Lynn Hummel: Building bridges — and schools — in Haiti
About two weeks ago I wrote a column about getting into the wrong taxi in Port au Prince, Haiti, and the dangerous and scary situation that followed. When you got to the end of the article, you discovered it was all an April Fool’s joke. I have been scolded many times about that trick-ending with words like, “You got me,” “I was thinking how stupid you were,” “I was scared,” “Don’t ever do that to me again,” etc., etc.
Jeff Norby and I actually did go to Haiti in March on a work project, and, with apologies for the April Fool’s joke, what I report now is what we were doing there and what actually happened.
A young Haitian girl, Miquette Deni, finished high school and college in Detroit Lakes, Minn., Oak Grove High School in Fargo and Concordia College in Moorhead, graduating from college in 2006 with a degree in nursing. She worked for a year as a nurse in Detroit Lakes at St. Mary’s Hospital and at the Emmanuel Nursing Home, then, rather than staying here and living the good life in America, returned to her native Haiti to give back.

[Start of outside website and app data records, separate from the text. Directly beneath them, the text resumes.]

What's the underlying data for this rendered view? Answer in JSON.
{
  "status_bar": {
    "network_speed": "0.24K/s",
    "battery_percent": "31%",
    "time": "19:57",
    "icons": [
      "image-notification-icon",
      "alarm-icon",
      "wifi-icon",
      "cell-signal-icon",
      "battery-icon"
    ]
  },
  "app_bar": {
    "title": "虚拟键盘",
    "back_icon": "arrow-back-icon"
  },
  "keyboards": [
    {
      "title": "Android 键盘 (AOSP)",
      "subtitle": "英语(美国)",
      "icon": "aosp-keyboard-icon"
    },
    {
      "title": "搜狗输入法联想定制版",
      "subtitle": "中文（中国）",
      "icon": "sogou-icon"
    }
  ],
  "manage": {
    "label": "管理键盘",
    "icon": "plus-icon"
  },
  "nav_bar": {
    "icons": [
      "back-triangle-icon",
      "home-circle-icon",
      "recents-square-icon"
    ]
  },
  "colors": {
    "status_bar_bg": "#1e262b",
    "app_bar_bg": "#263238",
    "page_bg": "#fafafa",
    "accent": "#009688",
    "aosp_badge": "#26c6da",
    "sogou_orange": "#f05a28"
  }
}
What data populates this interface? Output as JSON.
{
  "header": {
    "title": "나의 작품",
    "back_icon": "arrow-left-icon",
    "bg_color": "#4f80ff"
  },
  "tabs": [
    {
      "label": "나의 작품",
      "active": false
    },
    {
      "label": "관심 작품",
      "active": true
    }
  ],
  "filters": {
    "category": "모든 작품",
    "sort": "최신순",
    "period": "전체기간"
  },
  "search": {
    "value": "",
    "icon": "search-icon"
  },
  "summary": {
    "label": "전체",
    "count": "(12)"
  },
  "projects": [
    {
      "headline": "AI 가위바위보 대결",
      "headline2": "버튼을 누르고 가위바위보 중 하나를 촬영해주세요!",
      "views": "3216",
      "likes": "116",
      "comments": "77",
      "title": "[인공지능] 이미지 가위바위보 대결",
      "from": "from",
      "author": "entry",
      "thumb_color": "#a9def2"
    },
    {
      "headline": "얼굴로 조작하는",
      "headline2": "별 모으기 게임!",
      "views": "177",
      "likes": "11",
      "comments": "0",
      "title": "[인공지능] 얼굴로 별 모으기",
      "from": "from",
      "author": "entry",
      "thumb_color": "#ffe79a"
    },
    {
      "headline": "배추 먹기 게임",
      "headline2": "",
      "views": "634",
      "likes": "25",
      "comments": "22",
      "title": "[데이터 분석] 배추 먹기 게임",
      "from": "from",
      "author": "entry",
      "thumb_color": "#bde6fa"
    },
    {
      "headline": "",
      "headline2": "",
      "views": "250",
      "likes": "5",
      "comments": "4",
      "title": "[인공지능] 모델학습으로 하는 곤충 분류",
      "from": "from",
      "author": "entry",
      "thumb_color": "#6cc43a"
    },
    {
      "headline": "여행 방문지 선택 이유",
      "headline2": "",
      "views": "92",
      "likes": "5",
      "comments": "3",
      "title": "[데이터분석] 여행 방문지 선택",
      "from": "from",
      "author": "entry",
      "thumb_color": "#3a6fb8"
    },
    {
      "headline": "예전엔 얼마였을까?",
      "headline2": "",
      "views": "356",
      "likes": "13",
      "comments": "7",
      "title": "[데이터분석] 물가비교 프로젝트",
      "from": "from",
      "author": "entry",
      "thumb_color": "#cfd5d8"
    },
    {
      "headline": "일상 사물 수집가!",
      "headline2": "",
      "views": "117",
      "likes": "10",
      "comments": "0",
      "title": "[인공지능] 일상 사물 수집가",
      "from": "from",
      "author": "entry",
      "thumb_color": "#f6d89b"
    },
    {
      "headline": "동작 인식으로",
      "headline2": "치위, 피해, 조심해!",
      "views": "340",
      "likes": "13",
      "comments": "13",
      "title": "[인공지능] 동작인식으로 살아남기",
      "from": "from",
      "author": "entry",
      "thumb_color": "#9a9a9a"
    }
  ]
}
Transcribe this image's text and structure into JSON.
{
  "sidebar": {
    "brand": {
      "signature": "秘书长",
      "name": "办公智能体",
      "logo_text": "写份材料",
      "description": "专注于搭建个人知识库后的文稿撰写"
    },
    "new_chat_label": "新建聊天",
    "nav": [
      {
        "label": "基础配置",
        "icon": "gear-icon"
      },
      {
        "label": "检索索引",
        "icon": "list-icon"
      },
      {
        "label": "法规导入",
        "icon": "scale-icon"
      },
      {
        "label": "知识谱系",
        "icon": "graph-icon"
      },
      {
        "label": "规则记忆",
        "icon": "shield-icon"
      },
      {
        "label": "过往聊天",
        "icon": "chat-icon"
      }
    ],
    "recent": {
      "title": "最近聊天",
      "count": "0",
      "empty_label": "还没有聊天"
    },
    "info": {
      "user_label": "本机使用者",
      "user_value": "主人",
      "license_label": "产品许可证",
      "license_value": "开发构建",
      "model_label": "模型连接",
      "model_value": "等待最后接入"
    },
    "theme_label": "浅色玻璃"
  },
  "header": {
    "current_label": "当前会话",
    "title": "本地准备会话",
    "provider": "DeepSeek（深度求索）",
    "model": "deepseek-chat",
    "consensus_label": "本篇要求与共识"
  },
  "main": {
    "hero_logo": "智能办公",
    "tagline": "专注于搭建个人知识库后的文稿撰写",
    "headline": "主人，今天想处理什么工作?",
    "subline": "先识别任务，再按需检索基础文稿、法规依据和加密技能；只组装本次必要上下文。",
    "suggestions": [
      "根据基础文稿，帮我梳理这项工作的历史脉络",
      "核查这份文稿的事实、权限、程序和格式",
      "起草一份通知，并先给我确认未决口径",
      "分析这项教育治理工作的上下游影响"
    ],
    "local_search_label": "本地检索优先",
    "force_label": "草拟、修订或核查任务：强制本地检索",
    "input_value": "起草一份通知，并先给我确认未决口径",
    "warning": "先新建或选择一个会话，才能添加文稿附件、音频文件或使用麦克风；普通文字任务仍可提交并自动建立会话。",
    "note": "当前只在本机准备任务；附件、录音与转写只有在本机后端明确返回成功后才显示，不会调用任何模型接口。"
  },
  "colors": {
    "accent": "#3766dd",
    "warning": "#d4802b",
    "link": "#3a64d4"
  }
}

There is virtually no public education in Haiti, only private schools that charge tuition. So for the poor children in Haiti (about 90 percent are in poverty), unless there is somebody to pay tuition, they never have an opportunity to learn to read or write. As illiterates, they face a life of no job opportunities except as servant/slaves or street vendors selling miscellaneous food or merchandise in a flea market type atmosphere. It’s a near-starvation living at best. Education for these children is their bridge from poverty to better health, a better life and self-sufficiency.
So before Miquette returned to Haiti, she decided to try to raise enough money to generate scholarships for 10 poor Haitian children at about $350 each. She talked to workers at the hospital and nursing home, friends, gave talks at service clubs and area churches about her goal and her dreams for kids who were growing up just as she had. Well, being bright, energetic, and charismatic, she raised enough tuition for 41 kids. She attended a seminar about forming non-profit groups and a TeacHaiti advisory committee was established in Detroit Lakes. It is now a non-profit corporation, operating under the caring and watchful eyes of a savvy board of directors.
Miquette returned to Haiti in 2007 and placed the 41 children in private schools. Those children had never been to school before. Neither had many of their thankful parents.
Along came the huge earthquake in Haiti in January, 2010, that collapsed countless buildings, killed over 316,000 people and left 1.6 million homeless. Some of the private schools where the TeacHaiti children had been placed were destroyed, though none of the children died.
Where to place the children? TeacHaiti decided to open its own school for some of the displaced kids.
A little concrete block home was leased in the summer of 2010, then painted, fixed up and prepared for a fall school opening. Jeff and I and a team of four others were there in August of that year to paint and fix. During the construction phase, children from the neighborhood drifted in to discover the wonders of the flush toilet, something they’ve never seen before. One bit of advice: don’t ever go to Haiti in August ─ the temperature and humidity are near 100 ─ day and night. Once the little school, now named the “School of Hope” opened, 65 new kids, grades 1-4, from destroyed schools, came and TeacHaiti placed 126 other children in different private schools.
Since then, the program has grown to over 320 children. Some are in an additional school building across the street from the original School of Hope and many are still in other private schools. The children are getting a noon lunch, for many the only solid meal of the day, learning English, Creole (their native language) and French (the main language of business in Haiti), math, science, geography, health and the basics, raising the flag every morning, learning manners, studying the Bible and gradually absorbing the ways of a productive society. Parents of the children are required to do something for the school as “in kind” payment.
The thousands of poor, uneducated children of Haiti are the strangers on the side of the road that can be passed by on the other side, or helped by passers-by. TeacHaiti has resolved to help improve the literacy and health of as many as possible, all through the humanitarian impulses, compassion and generosity of anyone moved to chip in.
The purpose of the trip Jeff and I took in March was to assemble information for a book to be written about TeacHaiti to be used as a tool in fundraising. I had conducted 17 interviews before we left and Jeff and I conducted 29 more in Haiti, talking to family members, teachers, students, parents, friends, supporters and a Haitian business man. We did not hear a single discouraging word in the entire process. In addition to the interviews, Jeff took many great pictures. Of course, we visited the school and saw the children ─ at work and at play. More interviews and more pictures will be needed, as the task has just begun and will take many months to finish.
When you hear about general conditions in Haiti, you will not find many words of optimism, and indeed, the picture is grim, with tin shacks and tent cities all around and poor people selling their wares on the streets. But there are new roads, streets and sidewalks (many pick, shovel and wheelbarrow projects) and a few signs of effort and progress. But the TeacHaiti educational project is an oasis of hope, good news, a bright light and a reason for great joy and optimism. These children will be the builders of a new and better Haiti.